What to work on: The entries below should be output exactly as written.
************
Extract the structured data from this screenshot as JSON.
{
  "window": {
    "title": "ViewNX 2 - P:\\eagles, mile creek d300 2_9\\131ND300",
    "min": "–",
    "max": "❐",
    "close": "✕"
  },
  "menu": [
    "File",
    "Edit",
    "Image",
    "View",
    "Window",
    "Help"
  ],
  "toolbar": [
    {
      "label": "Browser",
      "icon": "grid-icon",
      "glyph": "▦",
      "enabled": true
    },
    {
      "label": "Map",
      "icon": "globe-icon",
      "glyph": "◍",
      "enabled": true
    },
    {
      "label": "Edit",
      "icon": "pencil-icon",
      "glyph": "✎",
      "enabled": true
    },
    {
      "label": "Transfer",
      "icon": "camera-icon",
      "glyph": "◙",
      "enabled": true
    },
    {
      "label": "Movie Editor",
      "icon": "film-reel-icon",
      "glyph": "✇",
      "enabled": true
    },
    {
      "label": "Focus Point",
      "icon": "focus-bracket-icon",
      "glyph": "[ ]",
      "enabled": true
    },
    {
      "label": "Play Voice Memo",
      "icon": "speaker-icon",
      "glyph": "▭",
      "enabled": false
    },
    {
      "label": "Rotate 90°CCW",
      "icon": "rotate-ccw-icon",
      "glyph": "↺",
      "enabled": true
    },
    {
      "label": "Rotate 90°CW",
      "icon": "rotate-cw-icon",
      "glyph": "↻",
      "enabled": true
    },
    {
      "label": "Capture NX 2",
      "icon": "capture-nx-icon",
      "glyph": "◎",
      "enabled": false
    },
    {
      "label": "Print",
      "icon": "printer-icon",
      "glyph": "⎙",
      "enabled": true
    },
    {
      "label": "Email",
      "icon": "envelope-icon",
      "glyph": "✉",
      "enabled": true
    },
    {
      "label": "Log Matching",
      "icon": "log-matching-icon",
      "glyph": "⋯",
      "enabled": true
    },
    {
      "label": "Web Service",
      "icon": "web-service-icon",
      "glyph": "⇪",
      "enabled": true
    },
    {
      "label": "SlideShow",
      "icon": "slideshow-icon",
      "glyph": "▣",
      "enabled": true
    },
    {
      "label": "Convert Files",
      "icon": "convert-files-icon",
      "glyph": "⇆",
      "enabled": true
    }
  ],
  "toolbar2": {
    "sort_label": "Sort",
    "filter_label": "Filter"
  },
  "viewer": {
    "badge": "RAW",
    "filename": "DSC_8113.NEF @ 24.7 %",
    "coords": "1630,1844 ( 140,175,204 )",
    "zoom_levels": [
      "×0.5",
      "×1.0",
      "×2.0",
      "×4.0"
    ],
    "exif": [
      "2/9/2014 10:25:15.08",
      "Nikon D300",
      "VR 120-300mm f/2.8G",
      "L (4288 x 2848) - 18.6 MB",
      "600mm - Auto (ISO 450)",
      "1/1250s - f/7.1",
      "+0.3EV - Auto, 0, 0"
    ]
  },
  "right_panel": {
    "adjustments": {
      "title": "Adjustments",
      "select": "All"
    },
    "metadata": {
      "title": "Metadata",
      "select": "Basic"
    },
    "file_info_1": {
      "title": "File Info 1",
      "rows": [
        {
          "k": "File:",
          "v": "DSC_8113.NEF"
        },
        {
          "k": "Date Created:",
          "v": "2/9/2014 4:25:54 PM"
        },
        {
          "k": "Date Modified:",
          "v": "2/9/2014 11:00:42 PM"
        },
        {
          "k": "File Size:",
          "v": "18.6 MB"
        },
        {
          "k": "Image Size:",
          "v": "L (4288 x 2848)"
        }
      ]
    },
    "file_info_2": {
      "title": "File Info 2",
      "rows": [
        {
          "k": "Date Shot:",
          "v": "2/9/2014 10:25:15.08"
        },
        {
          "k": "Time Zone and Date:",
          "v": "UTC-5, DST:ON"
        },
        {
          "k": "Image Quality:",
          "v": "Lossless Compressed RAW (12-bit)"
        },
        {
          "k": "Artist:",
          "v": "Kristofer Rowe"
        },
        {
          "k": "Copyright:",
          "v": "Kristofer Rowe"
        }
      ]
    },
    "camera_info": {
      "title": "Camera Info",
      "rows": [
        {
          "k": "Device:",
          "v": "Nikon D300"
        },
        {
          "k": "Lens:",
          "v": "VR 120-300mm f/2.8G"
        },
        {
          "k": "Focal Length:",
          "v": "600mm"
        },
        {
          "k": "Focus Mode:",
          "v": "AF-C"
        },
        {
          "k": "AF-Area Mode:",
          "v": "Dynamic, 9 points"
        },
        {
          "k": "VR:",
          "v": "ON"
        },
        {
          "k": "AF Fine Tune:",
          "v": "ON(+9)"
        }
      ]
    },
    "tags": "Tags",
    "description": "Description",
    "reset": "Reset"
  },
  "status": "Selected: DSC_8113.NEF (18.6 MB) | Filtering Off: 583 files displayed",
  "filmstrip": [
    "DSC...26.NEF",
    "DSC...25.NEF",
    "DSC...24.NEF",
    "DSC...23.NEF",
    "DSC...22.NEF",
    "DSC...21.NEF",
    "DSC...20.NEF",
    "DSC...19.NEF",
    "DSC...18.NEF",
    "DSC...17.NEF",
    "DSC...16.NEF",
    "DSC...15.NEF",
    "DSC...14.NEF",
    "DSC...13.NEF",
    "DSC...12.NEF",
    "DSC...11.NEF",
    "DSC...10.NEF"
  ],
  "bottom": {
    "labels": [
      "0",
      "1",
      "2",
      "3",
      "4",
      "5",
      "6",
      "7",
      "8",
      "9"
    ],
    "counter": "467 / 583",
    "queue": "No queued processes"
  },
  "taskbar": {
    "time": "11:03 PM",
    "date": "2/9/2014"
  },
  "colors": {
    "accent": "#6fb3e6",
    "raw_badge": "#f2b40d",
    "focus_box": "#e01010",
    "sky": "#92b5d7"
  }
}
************
Reply to the exercise:
Extract the structured data from this screenshot as JSON.
{
  "window": {
    "title": "ViewNX 2 - P:\\eagles, mile creek d300 2_9\\131ND300",
    "min": "–",
    "max": "❐",
    "close": "✕"
  },
  "menu": [
    "File",
    "Edit",
    "Image",
    "View",
    "Window",
    "Help"
  ],
  "toolbar": [
    {
      "label": "Browser",
      "icon": "grid-icon",
      "glyph": "▦",
      "enabled": true
    },
    {
      "label": "Map",
      "icon": "globe-icon",
      "glyph": "◍",
      "enabled": true
    },
    {
      "label": "Edit",
      "icon": "pencil-icon",
      "glyph": "✎",
      "enabled": true
    },
    {
      "label": "Transfer",
      "icon": "camera-icon",
      "glyph": "◙",
      "enabled": true
    },
    {
      "label": "Movie Editor",
      "icon": "film-reel-icon",
      "glyph": "✇",
      "enabled": true
    },
    {
      "label": "Focus Point",
      "icon": "focus-bracket-icon",
      "glyph": "[ ]",
      "enabled": true
    },
    {
      "label": "Play Voice Memo",
      "icon": "speaker-icon",
      "glyph": "▭",
      "enabled": false
    },
    {
      "label": "Rotate 90°CCW",
      "icon": "rotate-ccw-icon",
      "glyph": "↺",
      "enabled": true
    },
    {
      "label": "Rotate 90°CW",
      "icon": "rotate-cw-icon",
      "glyph": "↻",
      "enabled": true
    },
    {
      "label": "Capture NX 2",
      "icon": "capture-nx-icon",
      "glyph": "◎",
      "enabled": false
    },
    {
      "label": "Print",
      "icon": "printer-icon",
      "glyph": "⎙",
      "enabled": true
    },
    {
      "label": "Email",
      "icon": "envelope-icon",
      "glyph": "✉",
      "enabled": true
    },
    {
      "label": "Log Matching",
      "icon": "log-matching-icon",
      "glyph": "⋯",
      "enabled": true
    },
    {
      "label": "Web Service",
      "icon": "web-service-icon",
      "glyph": "⇪",
      "enabled": true
    },
    {
      "label": "SlideShow",
      "icon": "slideshow-icon",
      "glyph": "▣",
      "enabled": true
    },
    {
      "label": "Convert Files",
      "icon": "convert-files-icon",
      "glyph": "⇆",
      "enabled": true
    }
  ],
  "toolbar2": {
    "sort_label": "Sort",
    "filter_label": "Filter"
  },
  "viewer": {
    "badge": "RAW",
    "filename": "DSC_8113.NEF @ 24.7 %",
    "coords": "1630,1844 ( 140,175,204 )",
    "zoom_levels": [
      "×0.5",
      "×1.0",
      "×2.0",
      "×4.0"
    ],
    "exif": [
      "2/9/2014 10:25:15.08",
      "Nikon D300",
      "VR 120-300mm f/2.8G",
      "L (4288 x 2848) - 18.6 MB",
      "600mm - Auto (ISO 450)",
      "1/1250s - f/7.1",
      "+0.3EV - Auto, 0, 0"
    ]
  },
  "right_panel": {
    "adjustments": {
      "title": "Adjustments",
      "select": "All"
    },
    "metadata": {
      "title": "Metadata",
      "select": "Basic"
    },
    "file_info_1": {
      "title": "File Info 1",
      "rows": [
        {
          "k": "File:",
          "v": "DSC_8113.NEF"
        },
        {
          "k": "Date Created:",
          "v": "2/9/2014 4:25:54 PM"
        },
        {
          "k": "Date Modified:",
          "v": "2/9/2014 11:00:42 PM"
        },
        {
          "k": "File Size:",
          "v": "18.6 MB"
        },
        {
          "k": "Image Size:",
          "v": "L (4288 x 2848)"
        }
      ]
    },
    "file_info_2": {
      "title": "File Info 2",
      "rows": [
        {
          "k": "Date Shot:",
          "v": "2/9/2014 10:25:15.08"
        },
        {
          "k": "Time Zone and Date:",
          "v": "UTC-5, DST:ON"
        },
        {
          "k": "Image Quality:",
          "v": "Lossless Compressed RAW (12-bit)"
        },
        {
          "k": "Artist:",
          "v": "Kristofer Rowe"
        },
        {
          "k": "Copyright:",
          "v": "Kristofer Rowe"
        }
      ]
    },
    "camera_info": {
      "title": "Camera Info",
      "rows": [
        {
          "k": "Device:",
          "v": "Nikon D300"
        },
        {
          "k": "Lens:",
          "v": "VR 120-300mm f/2.8G"
        },
        {
          "k": "Focal Length:",
          "v": "600mm"
        },
        {
          "k": "Focus Mode:",
          "v": "AF-C"
        },
        {
          "k": "AF-Area Mode:",
          "v": "Dynamic, 9 points"
        },
        {
          "k": "VR:",
          "v": "ON"
        },
        {
          "k": "AF Fine Tune:",
          "v": "ON(+9)"
        }
      ]
    },
    "tags": "Tags",
    "description": "Description",
    "reset": "Reset"
  },
  "status": "Selected: DSC_8113.NEF (18.6 MB) | Filtering Off: 583 files displayed",
  "filmstrip": [
    "DSC...26.NEF",
    "DSC...25.NEF",
    "DSC...24.NEF",
    "DSC...23.NEF",
    "DSC...22.NEF",
    "DSC...21.NEF",
    "DSC...20.NEF",
    "DSC...19.NEF",
    "DSC...18.NEF",
    "DSC...17.NEF",
    "DSC...16.NEF",
    "DSC...15.NEF",
    "DSC...14.NEF",
    "DSC...13.NEF",
    "DSC...12.NEF",
    "DSC...11.NEF",
    "DSC...10.NEF"
  ],
  "bottom": {
    "labels": [
      "0",
      "1",
      "2",
      "3",
      "4",
      "5",
      "6",
      "7",
      "8",
      "9"
    ],
    "counter": "467 / 583",
    "queue": "No queued processes"
  },
  "taskbar": {
    "time": "11:03 PM",
    "date": "2/9/2014"
  },
  "colors": {
    "accent": "#6fb3e6",
    "raw_badge": "#f2b40d",
    "focus_box": "#e01010",
    "sky": "#92b5d7"
  }
}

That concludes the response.